This review was originally posted on Starpulse in November 2014.

Season 40 of “Saturday Night Live” has been notably light on recurring material; this episode, with the exception of one sketch and one Weekend Update segment, was completely devoid of anything recurring.  While it is nice to have a tendency towards original material, the best “SNL” seasons have always had a decent mix of new and repeating characters.  It is time for the cast and writers to really figure out what they do best and focus on that. If the show was relying on the host to kick itself into gear in this way, then Woody Harrelson was never going to be the man for that job.  Instead, he was happy to ride along with whatever he was asked to do, a style that worked just fine but would have worked better if this season had a better sense of its identity.  Kendrick Lamar definitely brought it, though.

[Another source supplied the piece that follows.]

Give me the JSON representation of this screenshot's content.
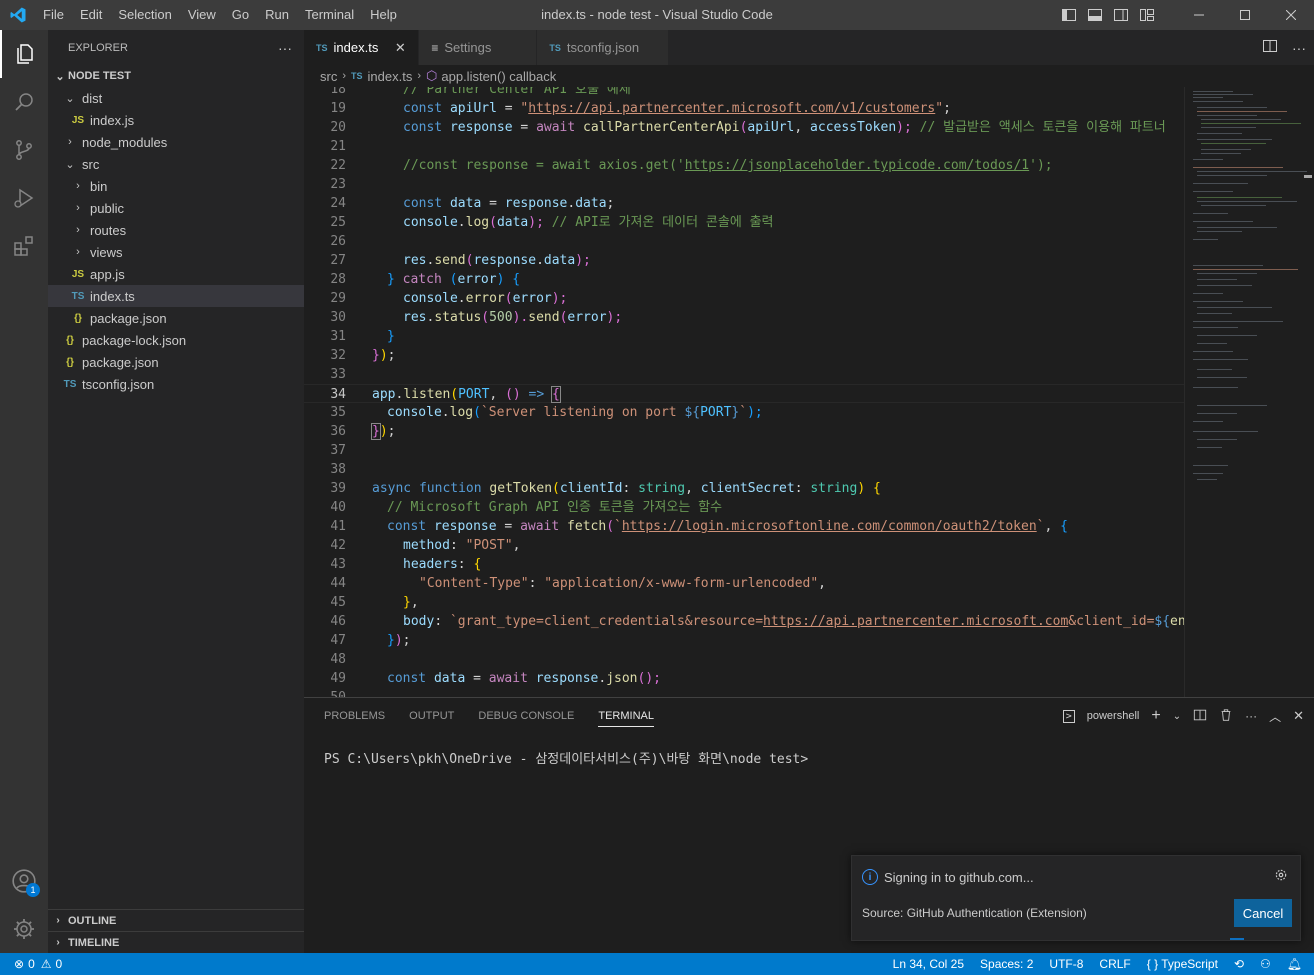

Barack Obama and Mitch McConnell – It can work comedically to have politicians appear laid-back in an atypical setting, but it requires playing off or playing against their known personas.  This sketch did play off Obama’s enmity with the GOP Congress, but it was not specific enough to have anything to do with Mitch McConnell.  Overall, this felt like an impression of the format of this type of gradual time-lapse sketch, but there was hardly any rhyme or reason to its pacing (the subtitles of what number drink the guys were on were meaningless). C